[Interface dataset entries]
>>>>

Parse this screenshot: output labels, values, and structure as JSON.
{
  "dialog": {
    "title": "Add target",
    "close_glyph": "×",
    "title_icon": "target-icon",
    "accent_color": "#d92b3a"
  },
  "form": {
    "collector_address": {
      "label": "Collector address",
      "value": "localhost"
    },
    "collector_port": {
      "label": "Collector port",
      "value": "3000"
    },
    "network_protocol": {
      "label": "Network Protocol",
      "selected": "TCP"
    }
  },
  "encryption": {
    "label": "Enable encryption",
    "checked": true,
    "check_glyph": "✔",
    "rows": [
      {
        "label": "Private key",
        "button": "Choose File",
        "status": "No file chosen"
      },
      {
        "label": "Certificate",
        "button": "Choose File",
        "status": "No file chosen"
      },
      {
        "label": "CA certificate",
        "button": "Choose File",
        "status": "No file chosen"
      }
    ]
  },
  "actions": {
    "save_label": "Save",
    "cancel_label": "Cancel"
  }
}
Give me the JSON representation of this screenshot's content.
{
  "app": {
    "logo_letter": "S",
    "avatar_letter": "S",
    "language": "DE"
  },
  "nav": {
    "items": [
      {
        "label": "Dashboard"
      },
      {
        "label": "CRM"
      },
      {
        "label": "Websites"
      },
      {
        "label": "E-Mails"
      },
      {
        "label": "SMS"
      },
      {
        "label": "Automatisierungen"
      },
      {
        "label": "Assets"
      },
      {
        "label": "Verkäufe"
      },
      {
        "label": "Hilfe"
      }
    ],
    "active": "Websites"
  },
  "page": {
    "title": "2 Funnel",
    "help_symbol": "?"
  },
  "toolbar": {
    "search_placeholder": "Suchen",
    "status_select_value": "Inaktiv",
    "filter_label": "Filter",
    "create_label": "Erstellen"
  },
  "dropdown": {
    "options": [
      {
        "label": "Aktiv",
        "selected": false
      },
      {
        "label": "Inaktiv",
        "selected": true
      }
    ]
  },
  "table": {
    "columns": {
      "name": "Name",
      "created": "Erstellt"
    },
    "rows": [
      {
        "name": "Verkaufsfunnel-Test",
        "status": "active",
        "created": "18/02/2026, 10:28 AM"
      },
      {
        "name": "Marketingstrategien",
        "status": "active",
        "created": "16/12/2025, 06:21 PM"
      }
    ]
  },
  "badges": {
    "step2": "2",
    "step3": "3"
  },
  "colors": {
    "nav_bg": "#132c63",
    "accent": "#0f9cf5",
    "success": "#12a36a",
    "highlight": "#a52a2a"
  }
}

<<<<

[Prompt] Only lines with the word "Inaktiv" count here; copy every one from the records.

[Result below]
    "status_select_value": "Inaktiv",
        "label": "Inaktiv",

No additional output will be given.